YOUR INSTRUCTIONS
What lines in the following entries hold the word "price"? Copy each one.
── EXERCISE INPUTS
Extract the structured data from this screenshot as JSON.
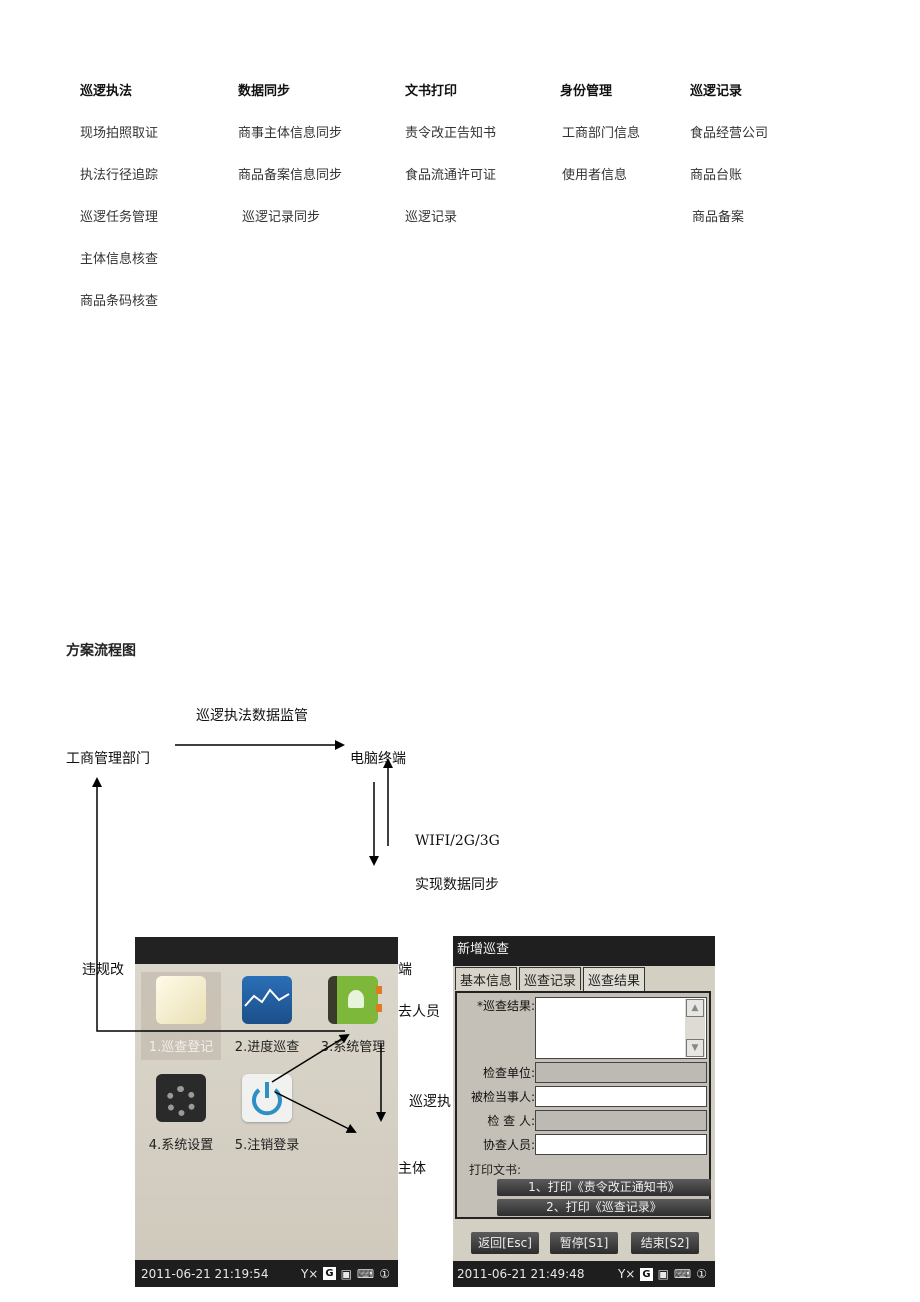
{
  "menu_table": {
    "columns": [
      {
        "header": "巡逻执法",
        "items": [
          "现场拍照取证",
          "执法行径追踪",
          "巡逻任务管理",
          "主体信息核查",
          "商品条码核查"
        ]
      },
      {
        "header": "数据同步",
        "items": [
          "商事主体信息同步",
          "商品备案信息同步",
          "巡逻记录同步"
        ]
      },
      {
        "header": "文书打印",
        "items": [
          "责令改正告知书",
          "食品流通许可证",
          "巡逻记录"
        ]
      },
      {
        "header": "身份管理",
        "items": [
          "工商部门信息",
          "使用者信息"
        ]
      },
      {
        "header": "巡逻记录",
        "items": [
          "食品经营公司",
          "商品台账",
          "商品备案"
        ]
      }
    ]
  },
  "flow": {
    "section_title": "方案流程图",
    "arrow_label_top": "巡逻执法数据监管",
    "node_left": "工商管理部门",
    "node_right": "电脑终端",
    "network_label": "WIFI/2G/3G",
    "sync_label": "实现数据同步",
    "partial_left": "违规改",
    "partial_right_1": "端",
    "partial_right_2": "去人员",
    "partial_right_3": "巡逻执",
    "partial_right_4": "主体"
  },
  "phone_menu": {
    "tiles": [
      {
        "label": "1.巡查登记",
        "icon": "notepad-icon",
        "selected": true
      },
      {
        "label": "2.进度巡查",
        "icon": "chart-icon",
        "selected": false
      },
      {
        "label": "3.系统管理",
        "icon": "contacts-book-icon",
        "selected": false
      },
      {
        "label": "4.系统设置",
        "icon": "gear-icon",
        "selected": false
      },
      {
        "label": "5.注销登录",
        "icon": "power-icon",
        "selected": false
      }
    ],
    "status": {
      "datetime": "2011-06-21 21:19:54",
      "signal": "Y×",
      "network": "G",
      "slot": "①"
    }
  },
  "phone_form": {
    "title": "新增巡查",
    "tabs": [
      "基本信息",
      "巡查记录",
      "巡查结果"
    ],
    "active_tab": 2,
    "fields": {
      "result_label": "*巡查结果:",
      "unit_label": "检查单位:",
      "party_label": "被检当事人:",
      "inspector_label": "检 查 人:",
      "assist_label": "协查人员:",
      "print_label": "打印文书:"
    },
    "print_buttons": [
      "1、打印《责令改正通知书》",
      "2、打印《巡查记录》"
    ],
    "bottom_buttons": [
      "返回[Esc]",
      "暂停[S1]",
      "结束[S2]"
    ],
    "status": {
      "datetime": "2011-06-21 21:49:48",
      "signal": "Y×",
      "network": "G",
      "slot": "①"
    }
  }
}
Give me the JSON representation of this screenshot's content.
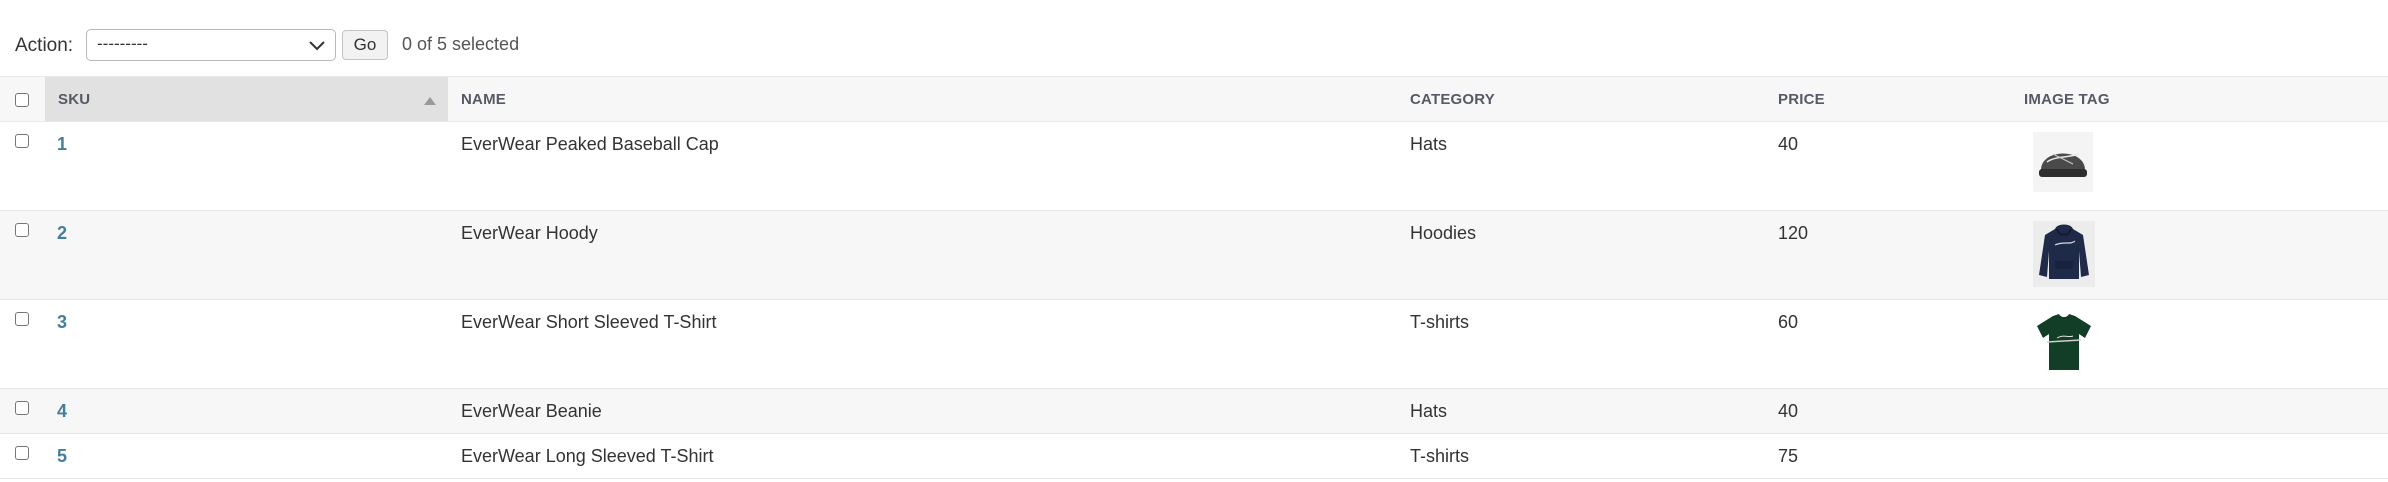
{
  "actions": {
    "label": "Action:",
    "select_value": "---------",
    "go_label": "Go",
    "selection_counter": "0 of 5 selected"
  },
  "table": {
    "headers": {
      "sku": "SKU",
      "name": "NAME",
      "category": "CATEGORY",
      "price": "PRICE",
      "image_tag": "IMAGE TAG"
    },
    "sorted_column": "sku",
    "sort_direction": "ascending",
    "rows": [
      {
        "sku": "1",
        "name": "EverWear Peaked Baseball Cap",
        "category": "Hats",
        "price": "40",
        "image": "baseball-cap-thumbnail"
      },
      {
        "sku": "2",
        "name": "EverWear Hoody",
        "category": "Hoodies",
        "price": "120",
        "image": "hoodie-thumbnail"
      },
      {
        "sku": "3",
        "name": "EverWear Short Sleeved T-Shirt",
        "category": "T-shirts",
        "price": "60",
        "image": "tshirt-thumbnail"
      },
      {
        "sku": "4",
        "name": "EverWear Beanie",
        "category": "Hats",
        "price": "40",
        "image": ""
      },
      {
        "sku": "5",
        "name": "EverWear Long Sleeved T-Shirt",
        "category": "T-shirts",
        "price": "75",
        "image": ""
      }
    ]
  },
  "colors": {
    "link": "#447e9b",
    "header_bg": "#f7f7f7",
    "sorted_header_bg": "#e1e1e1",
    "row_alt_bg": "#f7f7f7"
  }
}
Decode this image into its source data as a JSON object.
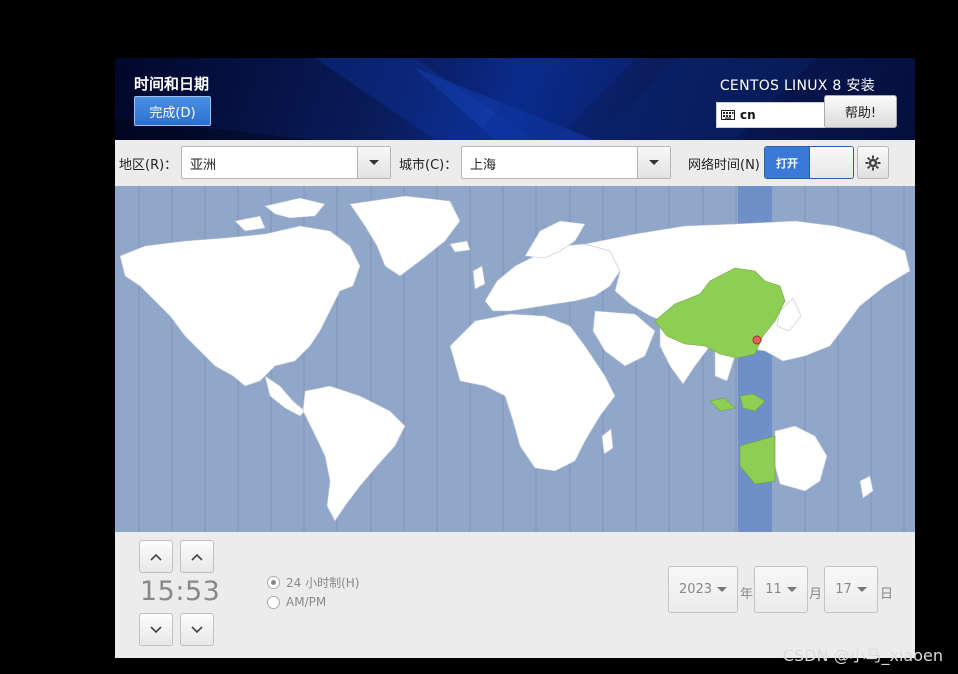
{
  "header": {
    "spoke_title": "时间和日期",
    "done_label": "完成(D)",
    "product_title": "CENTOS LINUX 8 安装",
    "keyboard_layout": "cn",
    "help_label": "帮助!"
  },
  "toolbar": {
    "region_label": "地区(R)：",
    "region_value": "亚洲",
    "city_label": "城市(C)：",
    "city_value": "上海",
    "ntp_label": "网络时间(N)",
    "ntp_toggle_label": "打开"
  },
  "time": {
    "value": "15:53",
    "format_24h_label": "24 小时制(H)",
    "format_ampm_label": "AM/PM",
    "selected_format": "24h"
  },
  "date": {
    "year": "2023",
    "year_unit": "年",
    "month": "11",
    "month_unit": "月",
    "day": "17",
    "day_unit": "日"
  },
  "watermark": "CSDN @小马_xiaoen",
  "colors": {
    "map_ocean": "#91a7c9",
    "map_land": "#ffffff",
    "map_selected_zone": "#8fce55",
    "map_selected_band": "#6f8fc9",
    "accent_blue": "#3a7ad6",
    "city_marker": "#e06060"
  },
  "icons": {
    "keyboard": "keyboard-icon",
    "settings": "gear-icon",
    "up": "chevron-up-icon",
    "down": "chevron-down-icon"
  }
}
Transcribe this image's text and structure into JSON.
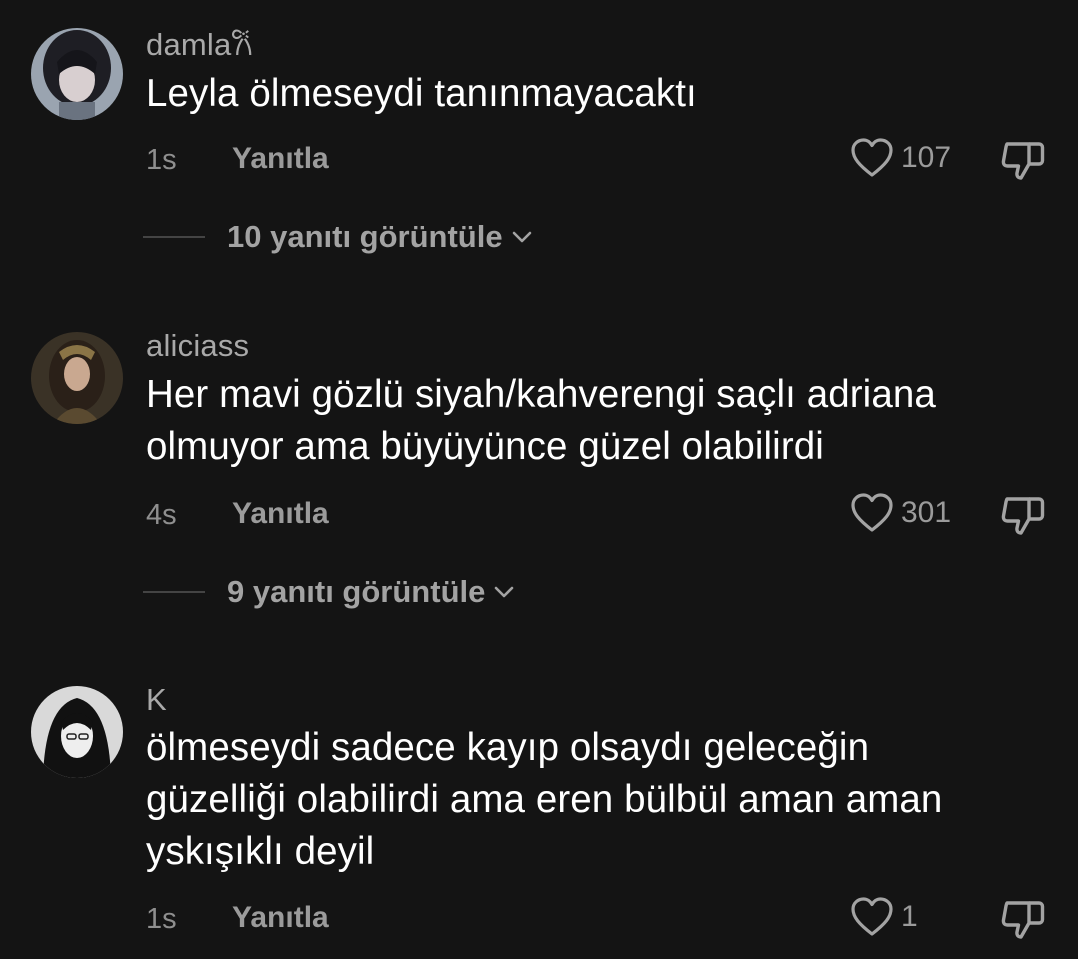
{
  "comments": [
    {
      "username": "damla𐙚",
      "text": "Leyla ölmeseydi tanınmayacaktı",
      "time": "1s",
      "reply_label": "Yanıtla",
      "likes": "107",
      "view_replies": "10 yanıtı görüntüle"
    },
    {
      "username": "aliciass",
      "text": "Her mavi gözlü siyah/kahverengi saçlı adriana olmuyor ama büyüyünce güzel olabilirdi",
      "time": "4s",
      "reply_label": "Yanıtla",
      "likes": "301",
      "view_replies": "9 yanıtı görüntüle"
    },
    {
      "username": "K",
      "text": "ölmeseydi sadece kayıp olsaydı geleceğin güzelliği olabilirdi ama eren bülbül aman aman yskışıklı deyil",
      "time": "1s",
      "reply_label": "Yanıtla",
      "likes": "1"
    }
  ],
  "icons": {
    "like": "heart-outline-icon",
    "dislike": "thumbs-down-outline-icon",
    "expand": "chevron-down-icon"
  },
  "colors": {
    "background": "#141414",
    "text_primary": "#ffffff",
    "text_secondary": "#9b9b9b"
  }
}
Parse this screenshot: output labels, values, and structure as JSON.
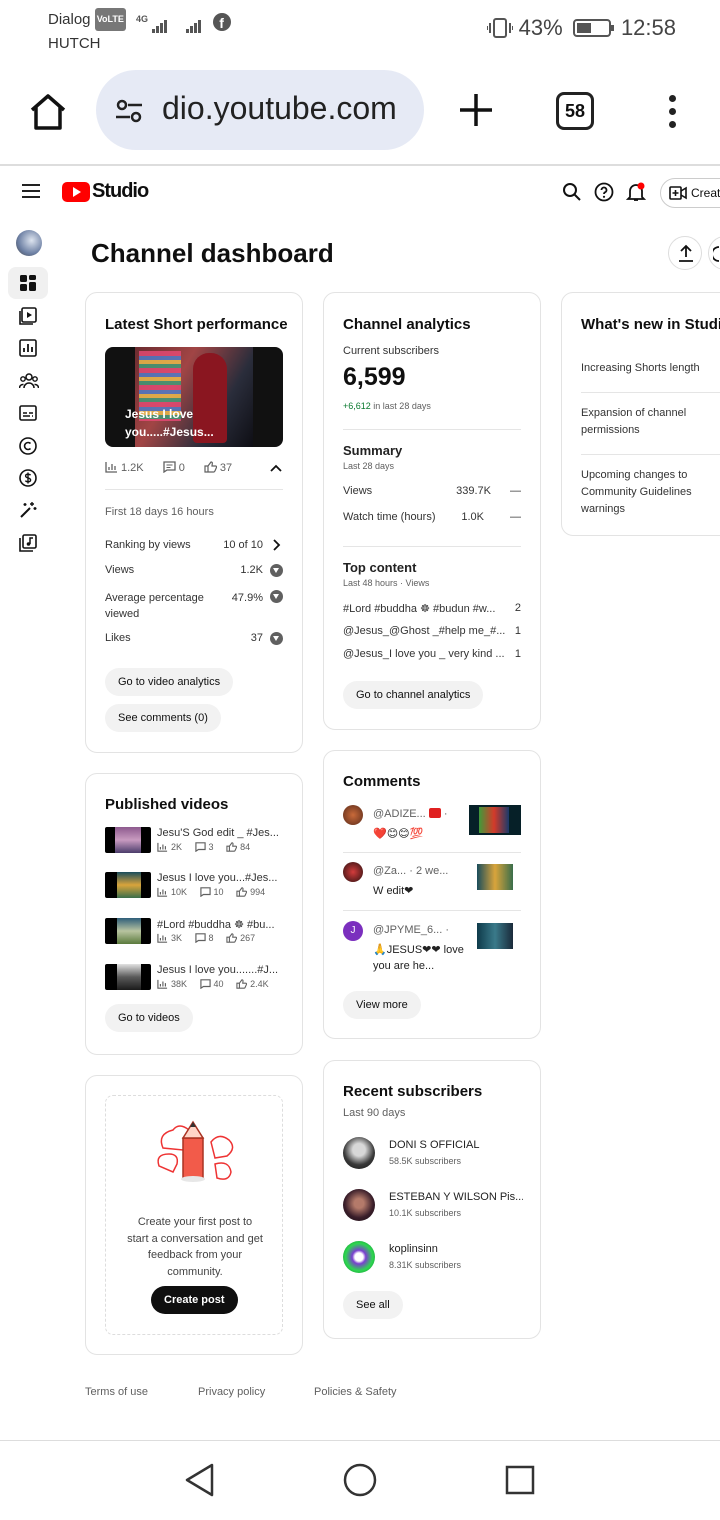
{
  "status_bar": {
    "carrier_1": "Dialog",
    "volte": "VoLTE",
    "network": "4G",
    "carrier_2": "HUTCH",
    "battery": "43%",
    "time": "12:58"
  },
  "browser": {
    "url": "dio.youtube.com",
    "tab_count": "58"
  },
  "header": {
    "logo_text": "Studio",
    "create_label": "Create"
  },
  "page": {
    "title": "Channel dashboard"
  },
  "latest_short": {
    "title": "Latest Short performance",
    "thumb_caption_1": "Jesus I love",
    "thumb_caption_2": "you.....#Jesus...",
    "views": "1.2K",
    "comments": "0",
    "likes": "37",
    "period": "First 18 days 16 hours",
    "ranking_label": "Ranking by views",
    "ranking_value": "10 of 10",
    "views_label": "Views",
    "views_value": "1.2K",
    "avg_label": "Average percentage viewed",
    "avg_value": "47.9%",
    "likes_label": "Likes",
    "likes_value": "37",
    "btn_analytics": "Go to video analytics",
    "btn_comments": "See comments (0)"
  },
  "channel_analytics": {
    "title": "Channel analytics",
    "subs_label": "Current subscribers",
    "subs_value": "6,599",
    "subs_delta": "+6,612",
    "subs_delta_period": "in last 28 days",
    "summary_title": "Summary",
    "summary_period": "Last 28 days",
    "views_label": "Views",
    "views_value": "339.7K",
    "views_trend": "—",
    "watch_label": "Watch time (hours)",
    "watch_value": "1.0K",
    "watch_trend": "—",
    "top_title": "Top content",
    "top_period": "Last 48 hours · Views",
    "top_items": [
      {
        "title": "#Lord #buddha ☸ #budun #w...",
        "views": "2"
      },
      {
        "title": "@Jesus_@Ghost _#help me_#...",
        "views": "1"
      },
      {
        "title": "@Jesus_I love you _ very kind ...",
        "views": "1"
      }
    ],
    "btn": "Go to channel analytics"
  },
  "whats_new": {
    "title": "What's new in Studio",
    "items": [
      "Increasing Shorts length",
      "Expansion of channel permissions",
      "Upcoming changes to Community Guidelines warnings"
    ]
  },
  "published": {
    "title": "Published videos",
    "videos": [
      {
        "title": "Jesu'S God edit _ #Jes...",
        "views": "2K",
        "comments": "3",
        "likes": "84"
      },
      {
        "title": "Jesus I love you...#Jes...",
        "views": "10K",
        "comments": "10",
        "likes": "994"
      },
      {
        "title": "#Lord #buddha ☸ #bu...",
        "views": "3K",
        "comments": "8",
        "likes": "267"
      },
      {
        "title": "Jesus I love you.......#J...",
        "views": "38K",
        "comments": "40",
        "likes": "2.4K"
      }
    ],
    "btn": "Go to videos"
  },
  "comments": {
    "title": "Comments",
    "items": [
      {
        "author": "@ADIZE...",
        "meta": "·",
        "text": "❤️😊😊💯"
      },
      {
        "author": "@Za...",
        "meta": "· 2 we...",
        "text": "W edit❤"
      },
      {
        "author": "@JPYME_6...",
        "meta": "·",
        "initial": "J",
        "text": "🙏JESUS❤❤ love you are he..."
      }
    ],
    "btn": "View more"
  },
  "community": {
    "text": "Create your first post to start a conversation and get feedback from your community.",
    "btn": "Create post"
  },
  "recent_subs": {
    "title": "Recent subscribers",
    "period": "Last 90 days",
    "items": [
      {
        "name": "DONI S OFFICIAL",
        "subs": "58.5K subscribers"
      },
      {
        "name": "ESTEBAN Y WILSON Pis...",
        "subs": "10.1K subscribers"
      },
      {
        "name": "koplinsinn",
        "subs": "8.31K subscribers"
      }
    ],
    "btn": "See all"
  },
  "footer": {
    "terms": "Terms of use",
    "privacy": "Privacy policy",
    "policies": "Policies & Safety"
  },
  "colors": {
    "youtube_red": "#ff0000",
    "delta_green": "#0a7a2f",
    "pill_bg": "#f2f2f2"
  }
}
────
YOUR RESPONSE
      "price": "PRICE",
        "price": "40",
        "price": "120",
        "price": "60",
        "price": "40",
        "price": "75",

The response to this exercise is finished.